- **YOUR OBJECTIVE**
Make the copy match the entries below exactly, with no pictures carried over.

[Data records for software interfaces]

++++

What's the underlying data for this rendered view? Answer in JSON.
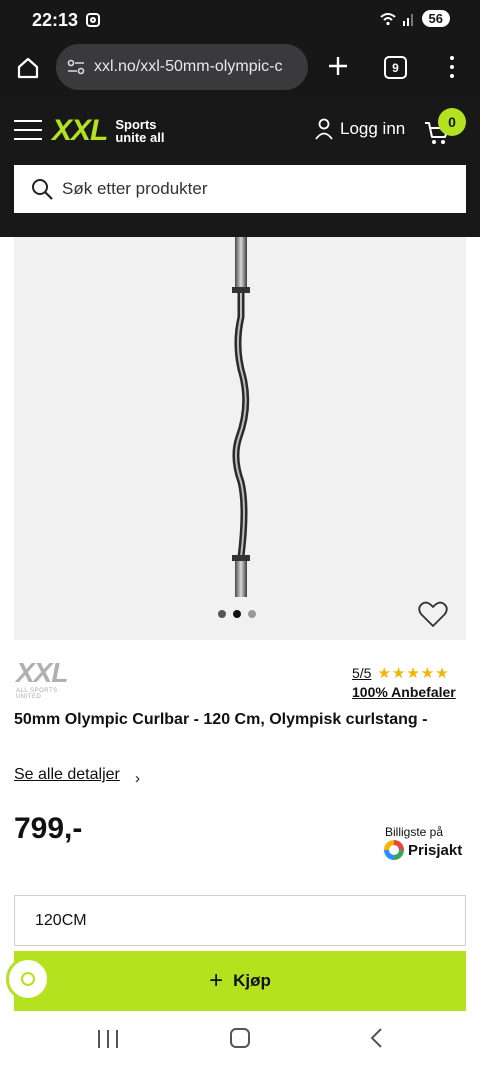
{
  "status_bar": {
    "time": "22:13",
    "battery": "56"
  },
  "browser": {
    "url": "xxl.no/xxl-50mm-olympic-c",
    "tab_count": "9"
  },
  "header": {
    "logo_mark": "XXL",
    "logo_tagline_1": "Sports",
    "logo_tagline_2": "unite all",
    "login_label": "Logg inn",
    "cart_count": "0",
    "search_placeholder": "Søk etter produkter"
  },
  "gallery": {
    "image_count": 3,
    "active_index": 1
  },
  "product": {
    "brand_logo_text": "XXL",
    "brand_logo_subtext": "ALL SPORTS UNITED",
    "rating": "5/5",
    "stars": "★★★★★",
    "recommend": "100% Anbefaler",
    "title": "50mm Olympic Curlbar - 120 Cm, Olympisk curlstang -",
    "details_link": "Se alle detaljer",
    "price": "799,-",
    "prisjakt_label": "Billigste på",
    "prisjakt_name": "Prisjakt",
    "size_value": "120CM",
    "buy_label": "Kjøp"
  },
  "colors": {
    "accent": "#b4e21e",
    "header_bg": "#181818"
  }
}
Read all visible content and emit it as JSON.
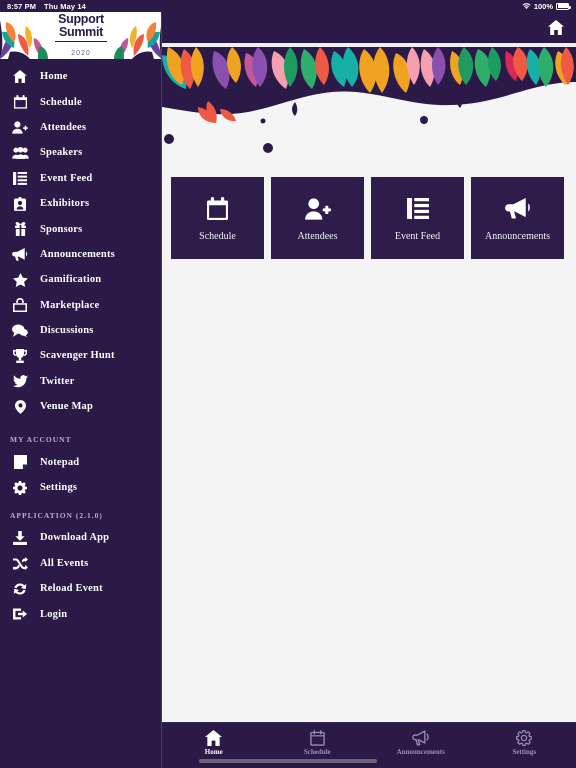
{
  "statusbar": {
    "time": "8:57 PM",
    "date": "Thu May 14",
    "battery": "100%",
    "wifi_icon": "wifi-icon",
    "battery_icon": "battery-full-icon"
  },
  "header": {
    "home_icon": "home-icon"
  },
  "sidebar": {
    "logo": {
      "line1": "Support",
      "line2": "Summit",
      "year": "2020"
    },
    "items": [
      {
        "label": "Home",
        "icon": "home-icon"
      },
      {
        "label": "Schedule",
        "icon": "calendar-icon"
      },
      {
        "label": "Attendees",
        "icon": "person-add-icon"
      },
      {
        "label": "Speakers",
        "icon": "people-group-icon"
      },
      {
        "label": "Event Feed",
        "icon": "list-icon"
      },
      {
        "label": "Exhibitors",
        "icon": "badge-icon"
      },
      {
        "label": "Sponsors",
        "icon": "gift-icon"
      },
      {
        "label": "Announcements",
        "icon": "megaphone-icon"
      },
      {
        "label": "Gamification",
        "icon": "star-icon"
      },
      {
        "label": "Marketplace",
        "icon": "shopping-bag-icon"
      },
      {
        "label": "Discussions",
        "icon": "chat-bubbles-icon"
      },
      {
        "label": "Scavenger Hunt",
        "icon": "trophy-icon"
      },
      {
        "label": "Twitter",
        "icon": "twitter-icon"
      },
      {
        "label": "Venue Map",
        "icon": "map-pin-icon"
      }
    ],
    "account_section": {
      "title": "MY ACCOUNT",
      "items": [
        {
          "label": "Notepad",
          "icon": "notepad-icon"
        },
        {
          "label": "Settings",
          "icon": "gear-icon"
        }
      ]
    },
    "application_section": {
      "title": "APPLICATION (2.1.0)",
      "items": [
        {
          "label": "Download App",
          "icon": "download-icon"
        },
        {
          "label": "All Events",
          "icon": "shuffle-icon"
        },
        {
          "label": "Reload Event",
          "icon": "reload-icon"
        },
        {
          "label": "Login",
          "icon": "login-icon"
        }
      ]
    }
  },
  "main": {
    "tiles": [
      {
        "label": "Schedule",
        "icon": "calendar-icon"
      },
      {
        "label": "Attendees",
        "icon": "person-add-icon"
      },
      {
        "label": "Event Feed",
        "icon": "list-icon"
      },
      {
        "label": "Announcements",
        "icon": "megaphone-icon"
      }
    ]
  },
  "tabbar": {
    "tabs": [
      {
        "label": "Home",
        "icon": "home-icon",
        "active": true
      },
      {
        "label": "Schedule",
        "icon": "calendar-icon",
        "active": false
      },
      {
        "label": "Announcements",
        "icon": "megaphone-icon",
        "active": false
      },
      {
        "label": "Settings",
        "icon": "gear-icon",
        "active": false
      }
    ]
  },
  "colors": {
    "brand_purple": "#2b1a48",
    "tile_purple": "#2e1d4b",
    "page_bg": "#f4f4f5",
    "muted_lavender": "#9b8fb5"
  }
}
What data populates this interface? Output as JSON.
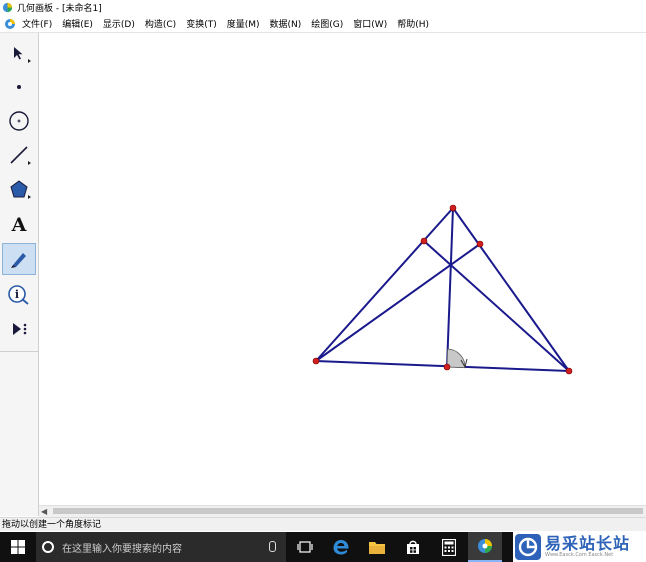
{
  "window": {
    "title": "几何画板 - [未命名1]"
  },
  "menu": [
    "文件(F)",
    "编辑(E)",
    "显示(D)",
    "构造(C)",
    "变换(T)",
    "度量(M)",
    "数据(N)",
    "绘图(G)",
    "窗口(W)",
    "帮助(H)"
  ],
  "toolbox": {
    "tools": [
      {
        "id": "arrow",
        "icon": "arrow-select-icon",
        "label": ""
      },
      {
        "id": "point",
        "icon": "point-tool-icon",
        "label": ""
      },
      {
        "id": "compass",
        "icon": "compass-tool-icon",
        "label": ""
      },
      {
        "id": "straightedge",
        "icon": "straightedge-tool-icon",
        "label": ""
      },
      {
        "id": "polygon",
        "icon": "polygon-tool-icon",
        "label": ""
      },
      {
        "id": "text",
        "icon": "text-tool-icon",
        "label": "A"
      },
      {
        "id": "marker",
        "icon": "marker-tool-icon",
        "label": "",
        "active": true
      },
      {
        "id": "info",
        "icon": "info-tool-icon",
        "label": "i"
      },
      {
        "id": "custom",
        "icon": "custom-tool-icon",
        "label": ""
      }
    ]
  },
  "status": {
    "text": "拖动以创建一个角度标记"
  },
  "taskbar": {
    "search_placeholder": "在这里输入你要搜索的内容",
    "icons": [
      "windows-start-icon",
      "task-view-icon",
      "edge-icon",
      "file-explorer-icon",
      "store-icon",
      "calculator-icon",
      "sketchpad-icon"
    ]
  },
  "watermark": {
    "name": "易采站长站",
    "url": "Www.Easck.Com  Easck.Net"
  },
  "colors": {
    "segment": "#1a1a8c",
    "point": "#d11f1f",
    "angle_mark": "#c8c8c8",
    "active_tool": "#cde0f3"
  }
}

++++

- **YOUR RESPONSE**
What's the underlying data for this rendered view? Answer in JSON.
{
  "status_bar": {
    "time": "22:13",
    "battery": "56"
  },
  "browser": {
    "url": "xxl.no/xxl-50mm-olympic-c",
    "tab_count": "9"
  },
  "header": {
    "logo_mark": "XXL",
    "logo_tagline_1": "Sports",
    "logo_tagline_2": "unite all",
    "login_label": "Logg inn",
    "cart_count": "0",
    "search_placeholder": "Søk etter produkter"
  },
  "gallery": {
    "image_count": 3,
    "active_index": 1
  },
  "product": {
    "brand_logo_text": "XXL",
    "brand_logo_subtext": "ALL SPORTS UNITED",
    "rating": "5/5",
    "stars": "★★★★★",
    "recommend": "100% Anbefaler",
    "title": "50mm Olympic Curlbar - 120 Cm, Olympisk curlstang -",
    "details_link": "Se alle detaljer",
    "price": "799,-",
    "prisjakt_label": "Billigste på",
    "prisjakt_name": "Prisjakt",
    "size_value": "120CM",
    "buy_label": "Kjøp"
  },
  "colors": {
    "accent": "#b4e21e",
    "header_bg": "#181818"
  }
}
Read all visible content and emit it as JSON.
{
  "statusbar": {
    "time": "8:57 PM",
    "date": "Thu May 14",
    "battery": "100%",
    "wifi_icon": "wifi-icon",
    "battery_icon": "battery-full-icon"
  },
  "header": {
    "home_icon": "home-icon"
  },
  "sidebar": {
    "logo": {
      "line1": "Support",
      "line2": "Summit",
      "year": "2020"
    },
    "items": [
      {
        "label": "Home",
        "icon": "home-icon"
      },
      {
        "label": "Schedule",
        "icon": "calendar-icon"
      },
      {
        "label": "Attendees",
        "icon": "person-add-icon"
      },
      {
        "label": "Speakers",
        "icon": "people-group-icon"
      },
      {
        "label": "Event Feed",
        "icon": "list-icon"
      },
      {
        "label": "Exhibitors",
        "icon": "badge-icon"
      },
      {
        "label": "Sponsors",
        "icon": "gift-icon"
      },
      {
        "label": "Announcements",
        "icon": "megaphone-icon"
      },
      {
        "label": "Gamification",
        "icon": "star-icon"
      },
      {
        "label": "Marketplace",
        "icon": "shopping-bag-icon"
      },
      {
        "label": "Discussions",
        "icon": "chat-bubbles-icon"
      },
      {
        "label": "Scavenger Hunt",
        "icon": "trophy-icon"
      },
      {
        "label": "Twitter",
        "icon": "twitter-icon"
      },
      {
        "label": "Venue Map",
        "icon": "map-pin-icon"
      }
    ],
    "account_section": {
      "title": "MY ACCOUNT",
      "items": [
        {
          "label": "Notepad",
          "icon": "notepad-icon"
        },
        {
          "label": "Settings",
          "icon": "gear-icon"
        }
      ]
    },
    "application_section": {
      "title": "APPLICATION (2.1.0)",
      "items": [
        {
          "label": "Download App",
          "icon": "download-icon"
        },
        {
          "label": "All Events",
          "icon": "shuffle-icon"
        },
        {
          "label": "Reload Event",
          "icon": "reload-icon"
        },
        {
          "label": "Login",
          "icon": "login-icon"
        }
      ]
    }
  },
  "main": {
    "tiles": [
      {
        "label": "Schedule",
        "icon": "calendar-icon"
      },
      {
        "label": "Attendees",
        "icon": "person-add-icon"
      },
      {
        "label": "Event Feed",
        "icon": "list-icon"
      },
      {
        "label": "Announcements",
        "icon": "megaphone-icon"
      }
    ]
  },
  "tabbar": {
    "tabs": [
      {
        "label": "Home",
        "icon": "home-icon",
        "active": true
      },
      {
        "label": "Schedule",
        "icon": "calendar-icon",
        "active": false
      },
      {
        "label": "Announcements",
        "icon": "megaphone-icon",
        "active": false
      },
      {
        "label": "Settings",
        "icon": "gear-icon",
        "active": false
      }
    ]
  },
  "colors": {
    "brand_purple": "#2b1a48",
    "tile_purple": "#2e1d4b",
    "page_bg": "#f4f4f5",
    "muted_lavender": "#9b8fb5"
  }
}
What data populates this interface? Output as JSON.
{
  "window": {
    "title": "几何画板 - [未命名1]"
  },
  "menu": [
    "文件(F)",
    "编辑(E)",
    "显示(D)",
    "构造(C)",
    "变换(T)",
    "度量(M)",
    "数据(N)",
    "绘图(G)",
    "窗口(W)",
    "帮助(H)"
  ],
  "toolbox": {
    "tools": [
      {
        "id": "arrow",
        "icon": "arrow-select-icon",
        "label": ""
      },
      {
        "id": "point",
        "icon": "point-tool-icon",
        "label": ""
      },
      {
        "id": "compass",
        "icon": "compass-tool-icon",
        "label": ""
      },
      {
        "id": "straightedge",
        "icon": "straightedge-tool-icon",
        "label": ""
      },
      {
        "id": "polygon",
        "icon": "polygon-tool-icon",
        "label": ""
      },
      {
        "id": "text",
        "icon": "text-tool-icon",
        "label": "A"
      },
      {
        "id": "marker",
        "icon": "marker-tool-icon",
        "label": "",
        "active": true
      },
      {
        "id": "info",
        "icon": "info-tool-icon",
        "label": "i"
      },
      {
        "id": "custom",
        "icon": "custom-tool-icon",
        "label": ""
      }
    ]
  },
  "status": {
    "text": "拖动以创建一个角度标记"
  },
  "taskbar": {
    "search_placeholder": "在这里输入你要搜索的内容",
    "icons": [
      "windows-start-icon",
      "task-view-icon",
      "edge-icon",
      "file-explorer-icon",
      "store-icon",
      "calculator-icon",
      "sketchpad-icon"
    ]
  },
  "watermark": {
    "name": "易采站长站",
    "url": "Www.Easck.Com  Easck.Net"
  },
  "colors": {
    "segment": "#1a1a8c",
    "point": "#d11f1f",
    "angle_mark": "#c8c8c8",
    "active_tool": "#cde0f3"
  }
}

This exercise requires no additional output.